Internet services up; some seen as possible target by MSN -- Dow Jones :
What about possible targets by Google, as well? Seems to me this might be the start of a real landgrab by the three big players. Sure, MSN will have their eyes on acquisitions. I would think Google has to consider that, too.
Espotting could easily replace Overture for msn.co.uk - with msn.co.uk listings its bid prices would quickly reach overture prices.
Would this be the same if MSN switched from Overture to Findwhat? How does FindWhat bid prices/advertiser numbers compare to Overture?
[edited by: TravelSite at 4:18 pm (utc) on July 14, 2003]
joined:Oct 27, 2001
Very true, though it would be a huge mistake if they somehow made putting Yahoo or Google's addresses into the browser not work or not work properly. That would be a very clear cut anti-trust case and make their legal woes compound by leaps and bounds. They could make it easier and more integrated to use MSN, but if people aren't able to type in the other search engines or make a bookmark, they would be really in for it.
IMHO, imaginary (and far-out) scenarios are just a waste of bandwidth.
How does FindWhat bid prices/advertiser numbers compare to Overture
they don't compare. it is night and day. many dont even realize that O makes over double the gross revenue G ADwords generates. that is what having 3+ years in the marketplace prior to G ADwords can do for you. O is a profitable company, quarter over quarter.
when is the last time we saw one profitable internet company purchase another profitable internet company?
can't remember another example.
[edited by: Chicago at 4:55 pm (utc) on July 14, 2003]
Google has it much easier - it simply sells its index and/or adwords to partner sites, while keeping both listed on google.com (directory=odp).
Yahoo is totally disjointed: directory, ppc system, webcrawler technology (several), search engines (altavista/alltheweb) and its portal servies (which alone take some amount of management!).
Does it merge all technogies? Does it merge all search engines? Or does it keep them all seperate? It now owns a vast amount of technology, brands and contracts to deal with.
joined:Mar 8, 2002
How does FindWhat bid prices/advertiser numbers compare to Overture
True the bid prices don't compare, but in Montreal in April, Overture and Findwhat were getting drunk in the pub and Overture was noting that Findwhat at that time was worth more than them on teh stockmarket, which was news to me. Maybe Yahoo thought it was just all too cheap too.
Thats a thought ehh?
I think or I "know" yahoo will get rid of that sponsored listing program within the yahoo directory and replace it with ppc.
Yahoo pulls together Ink, Alta, and Fast for PPI and Free index service with common algo and many, many spiders (Yahoo!
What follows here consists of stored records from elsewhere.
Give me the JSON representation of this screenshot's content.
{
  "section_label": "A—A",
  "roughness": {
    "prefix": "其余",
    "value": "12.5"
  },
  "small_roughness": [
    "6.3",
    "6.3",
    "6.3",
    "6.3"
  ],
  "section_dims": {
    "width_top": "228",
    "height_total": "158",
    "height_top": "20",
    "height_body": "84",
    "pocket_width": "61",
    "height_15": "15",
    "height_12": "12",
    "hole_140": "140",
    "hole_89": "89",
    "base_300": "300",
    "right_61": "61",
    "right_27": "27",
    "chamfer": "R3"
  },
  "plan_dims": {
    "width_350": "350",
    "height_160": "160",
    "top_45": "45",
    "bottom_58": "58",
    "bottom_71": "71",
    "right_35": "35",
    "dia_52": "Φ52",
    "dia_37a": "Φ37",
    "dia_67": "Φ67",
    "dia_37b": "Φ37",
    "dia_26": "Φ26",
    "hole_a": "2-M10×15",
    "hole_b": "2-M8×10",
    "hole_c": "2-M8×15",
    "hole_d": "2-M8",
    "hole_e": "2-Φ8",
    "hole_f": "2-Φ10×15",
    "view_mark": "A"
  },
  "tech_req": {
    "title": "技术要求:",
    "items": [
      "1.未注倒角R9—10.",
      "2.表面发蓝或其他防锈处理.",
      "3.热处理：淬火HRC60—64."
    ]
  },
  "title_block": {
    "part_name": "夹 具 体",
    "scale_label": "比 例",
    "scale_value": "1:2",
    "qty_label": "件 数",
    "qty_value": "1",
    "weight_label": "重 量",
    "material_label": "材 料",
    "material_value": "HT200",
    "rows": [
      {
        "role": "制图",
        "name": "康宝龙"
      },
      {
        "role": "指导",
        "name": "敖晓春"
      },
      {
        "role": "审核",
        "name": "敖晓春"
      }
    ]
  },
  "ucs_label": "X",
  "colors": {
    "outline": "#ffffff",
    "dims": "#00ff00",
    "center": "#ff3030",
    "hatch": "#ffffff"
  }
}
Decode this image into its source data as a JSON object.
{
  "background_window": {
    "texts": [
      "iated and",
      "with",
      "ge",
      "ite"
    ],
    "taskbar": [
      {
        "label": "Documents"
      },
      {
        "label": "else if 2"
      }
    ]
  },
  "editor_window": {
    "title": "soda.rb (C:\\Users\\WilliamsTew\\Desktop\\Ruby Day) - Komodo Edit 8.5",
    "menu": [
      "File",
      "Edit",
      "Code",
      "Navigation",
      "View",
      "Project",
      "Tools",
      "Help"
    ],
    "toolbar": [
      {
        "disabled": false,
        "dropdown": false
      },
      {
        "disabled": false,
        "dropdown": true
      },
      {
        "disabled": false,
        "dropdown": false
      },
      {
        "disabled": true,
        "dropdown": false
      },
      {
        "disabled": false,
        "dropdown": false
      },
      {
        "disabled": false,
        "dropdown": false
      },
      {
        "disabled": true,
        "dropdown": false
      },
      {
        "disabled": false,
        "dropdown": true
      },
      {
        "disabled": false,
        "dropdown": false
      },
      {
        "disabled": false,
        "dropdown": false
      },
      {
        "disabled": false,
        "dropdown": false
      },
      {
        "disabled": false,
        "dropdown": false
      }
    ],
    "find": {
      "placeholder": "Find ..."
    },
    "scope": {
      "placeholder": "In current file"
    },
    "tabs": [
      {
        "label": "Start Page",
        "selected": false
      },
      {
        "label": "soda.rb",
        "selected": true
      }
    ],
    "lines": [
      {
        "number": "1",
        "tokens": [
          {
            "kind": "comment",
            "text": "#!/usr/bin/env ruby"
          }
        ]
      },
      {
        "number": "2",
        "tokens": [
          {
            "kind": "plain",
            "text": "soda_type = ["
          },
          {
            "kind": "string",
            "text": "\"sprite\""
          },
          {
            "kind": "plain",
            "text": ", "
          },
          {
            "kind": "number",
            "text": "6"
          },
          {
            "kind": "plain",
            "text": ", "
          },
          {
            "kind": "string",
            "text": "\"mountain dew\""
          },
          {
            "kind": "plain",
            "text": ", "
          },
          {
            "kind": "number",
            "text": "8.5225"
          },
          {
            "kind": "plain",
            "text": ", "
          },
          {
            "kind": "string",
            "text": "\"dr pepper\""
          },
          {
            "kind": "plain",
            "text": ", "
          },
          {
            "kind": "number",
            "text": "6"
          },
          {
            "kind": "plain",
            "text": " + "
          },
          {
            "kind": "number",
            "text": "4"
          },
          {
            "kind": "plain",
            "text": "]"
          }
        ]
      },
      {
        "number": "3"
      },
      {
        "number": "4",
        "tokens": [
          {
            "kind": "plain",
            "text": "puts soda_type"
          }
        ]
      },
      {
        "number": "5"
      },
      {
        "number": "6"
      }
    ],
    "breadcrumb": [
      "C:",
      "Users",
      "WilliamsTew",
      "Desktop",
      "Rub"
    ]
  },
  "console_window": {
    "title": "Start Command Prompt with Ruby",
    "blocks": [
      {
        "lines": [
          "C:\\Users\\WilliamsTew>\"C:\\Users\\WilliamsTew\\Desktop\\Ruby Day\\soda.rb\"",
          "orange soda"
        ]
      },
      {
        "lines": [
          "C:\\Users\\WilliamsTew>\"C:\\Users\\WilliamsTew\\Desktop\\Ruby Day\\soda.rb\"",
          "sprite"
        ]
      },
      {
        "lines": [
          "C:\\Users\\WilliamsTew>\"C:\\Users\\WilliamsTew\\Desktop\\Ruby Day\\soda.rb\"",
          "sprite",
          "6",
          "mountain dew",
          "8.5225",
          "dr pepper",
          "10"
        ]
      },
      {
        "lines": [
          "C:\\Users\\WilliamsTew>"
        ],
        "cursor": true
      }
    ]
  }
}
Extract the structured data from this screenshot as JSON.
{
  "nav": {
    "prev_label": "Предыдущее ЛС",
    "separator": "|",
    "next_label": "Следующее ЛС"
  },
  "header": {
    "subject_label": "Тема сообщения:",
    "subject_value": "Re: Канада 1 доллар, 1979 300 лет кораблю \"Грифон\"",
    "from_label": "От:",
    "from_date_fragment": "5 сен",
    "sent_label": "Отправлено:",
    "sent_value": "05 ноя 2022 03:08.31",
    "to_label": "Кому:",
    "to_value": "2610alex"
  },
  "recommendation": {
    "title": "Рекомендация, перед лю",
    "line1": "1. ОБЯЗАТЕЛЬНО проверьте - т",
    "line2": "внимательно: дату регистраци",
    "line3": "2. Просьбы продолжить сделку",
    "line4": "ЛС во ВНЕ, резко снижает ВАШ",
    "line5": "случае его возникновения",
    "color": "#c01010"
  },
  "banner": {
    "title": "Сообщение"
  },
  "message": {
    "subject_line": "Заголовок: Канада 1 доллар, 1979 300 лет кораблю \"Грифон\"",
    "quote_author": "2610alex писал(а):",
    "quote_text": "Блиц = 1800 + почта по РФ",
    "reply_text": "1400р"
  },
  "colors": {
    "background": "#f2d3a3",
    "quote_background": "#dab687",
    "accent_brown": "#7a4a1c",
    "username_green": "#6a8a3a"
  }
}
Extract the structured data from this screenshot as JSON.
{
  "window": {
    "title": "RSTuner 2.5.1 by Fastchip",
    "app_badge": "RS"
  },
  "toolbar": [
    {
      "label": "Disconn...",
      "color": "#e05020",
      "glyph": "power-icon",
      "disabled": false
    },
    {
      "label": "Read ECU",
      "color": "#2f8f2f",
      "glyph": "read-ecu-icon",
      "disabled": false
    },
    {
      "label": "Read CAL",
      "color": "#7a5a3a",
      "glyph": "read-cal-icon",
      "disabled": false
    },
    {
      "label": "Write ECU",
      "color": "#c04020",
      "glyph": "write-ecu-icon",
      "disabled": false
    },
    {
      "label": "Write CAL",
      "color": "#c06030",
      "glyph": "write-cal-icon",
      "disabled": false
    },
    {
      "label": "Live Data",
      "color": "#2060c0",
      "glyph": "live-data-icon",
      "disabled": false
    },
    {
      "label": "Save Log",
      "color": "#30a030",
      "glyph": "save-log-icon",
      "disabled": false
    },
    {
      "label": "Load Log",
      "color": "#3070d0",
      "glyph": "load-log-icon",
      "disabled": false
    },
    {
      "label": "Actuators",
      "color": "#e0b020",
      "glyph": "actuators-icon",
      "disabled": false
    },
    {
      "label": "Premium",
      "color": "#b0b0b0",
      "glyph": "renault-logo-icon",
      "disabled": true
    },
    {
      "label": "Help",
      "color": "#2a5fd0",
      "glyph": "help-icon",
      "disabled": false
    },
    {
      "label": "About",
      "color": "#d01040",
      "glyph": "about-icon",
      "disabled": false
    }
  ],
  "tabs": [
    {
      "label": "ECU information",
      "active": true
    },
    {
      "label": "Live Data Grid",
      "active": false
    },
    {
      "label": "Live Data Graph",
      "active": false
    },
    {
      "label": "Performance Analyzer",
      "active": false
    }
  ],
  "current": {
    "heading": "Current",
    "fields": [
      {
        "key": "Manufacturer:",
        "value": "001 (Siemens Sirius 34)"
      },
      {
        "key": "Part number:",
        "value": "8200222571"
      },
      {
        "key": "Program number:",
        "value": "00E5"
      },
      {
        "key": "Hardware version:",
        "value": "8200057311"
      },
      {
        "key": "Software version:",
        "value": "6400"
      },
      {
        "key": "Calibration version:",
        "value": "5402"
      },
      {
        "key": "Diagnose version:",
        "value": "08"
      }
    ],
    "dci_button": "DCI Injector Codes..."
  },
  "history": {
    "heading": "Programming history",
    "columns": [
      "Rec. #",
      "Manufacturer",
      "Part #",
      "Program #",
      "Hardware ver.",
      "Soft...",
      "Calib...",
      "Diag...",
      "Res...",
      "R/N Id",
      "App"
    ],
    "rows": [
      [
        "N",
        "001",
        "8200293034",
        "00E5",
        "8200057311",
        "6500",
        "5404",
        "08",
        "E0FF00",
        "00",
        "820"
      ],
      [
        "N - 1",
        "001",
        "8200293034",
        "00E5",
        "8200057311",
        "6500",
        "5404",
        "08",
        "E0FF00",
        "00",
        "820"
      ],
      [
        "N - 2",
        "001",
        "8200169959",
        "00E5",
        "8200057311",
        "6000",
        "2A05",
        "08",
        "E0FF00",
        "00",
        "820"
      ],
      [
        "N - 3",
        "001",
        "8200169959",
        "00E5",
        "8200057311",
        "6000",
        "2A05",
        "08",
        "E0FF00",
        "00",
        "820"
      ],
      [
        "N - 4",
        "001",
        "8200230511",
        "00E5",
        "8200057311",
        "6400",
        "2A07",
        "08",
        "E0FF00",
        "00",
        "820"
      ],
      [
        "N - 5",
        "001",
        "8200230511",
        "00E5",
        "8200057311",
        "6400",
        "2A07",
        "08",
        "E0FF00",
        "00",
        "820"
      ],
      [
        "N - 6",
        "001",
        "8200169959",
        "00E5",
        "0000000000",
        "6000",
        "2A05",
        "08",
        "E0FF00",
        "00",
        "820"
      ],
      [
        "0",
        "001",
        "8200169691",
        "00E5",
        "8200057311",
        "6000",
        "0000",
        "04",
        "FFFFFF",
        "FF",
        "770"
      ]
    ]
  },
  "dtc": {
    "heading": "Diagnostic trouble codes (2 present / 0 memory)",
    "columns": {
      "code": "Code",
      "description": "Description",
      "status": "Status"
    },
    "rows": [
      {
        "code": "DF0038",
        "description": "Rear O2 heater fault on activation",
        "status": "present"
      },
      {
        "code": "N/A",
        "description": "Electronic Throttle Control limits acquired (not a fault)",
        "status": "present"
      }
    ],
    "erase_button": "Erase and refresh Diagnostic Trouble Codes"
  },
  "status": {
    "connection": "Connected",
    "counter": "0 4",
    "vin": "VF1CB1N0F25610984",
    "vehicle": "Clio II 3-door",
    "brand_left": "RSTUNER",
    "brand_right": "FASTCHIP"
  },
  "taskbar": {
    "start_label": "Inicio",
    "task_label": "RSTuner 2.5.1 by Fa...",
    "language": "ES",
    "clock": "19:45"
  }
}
Index). Overture holds onto the PPC end, and the Yahoo! Human Directory disappears.
Google has competition, as Yahoo now has the only true portal, but a quality search w/o outside sources.
M$ now has to buy up technology to patch together an index and ppc system to compete, so that it does not give money to its direct rivals. This could be a large weakness for M$ and M$N as the quality will not be the same.
joined:Oct 23, 2002
SEM has gotten very interesting. Can't wait to hear all the chatter at the next SES conference. :) Think about how much money they will save by just combining Yahoo and Overture parties...(LMAO).
This makes some sense.
Which makes me wonder about Ask.com. They have good search technology AND they have the infrastructure in place to sell ads. Someone should be talking to them.
Question: Where is the traffic to support this purchase going to come from?
Google is blanketing the web with its Ad Sense service. Overture has something called Contextual Match--but who's really using it? (MSN? Well, MSN, besides other factors, also has a new deal with eBay.) Yahoo is Yahoo, so that's a lot of traffic right there, but is it enough? They need growth, in any case. How is that going to happen?
Doesn't Ask, LookSmart and the others need to do something to drive traffic to their service? (How does Ask compare to G and O?)
Anyway, don't forget eBay. And something is going to happen big in Yellow Pages, too.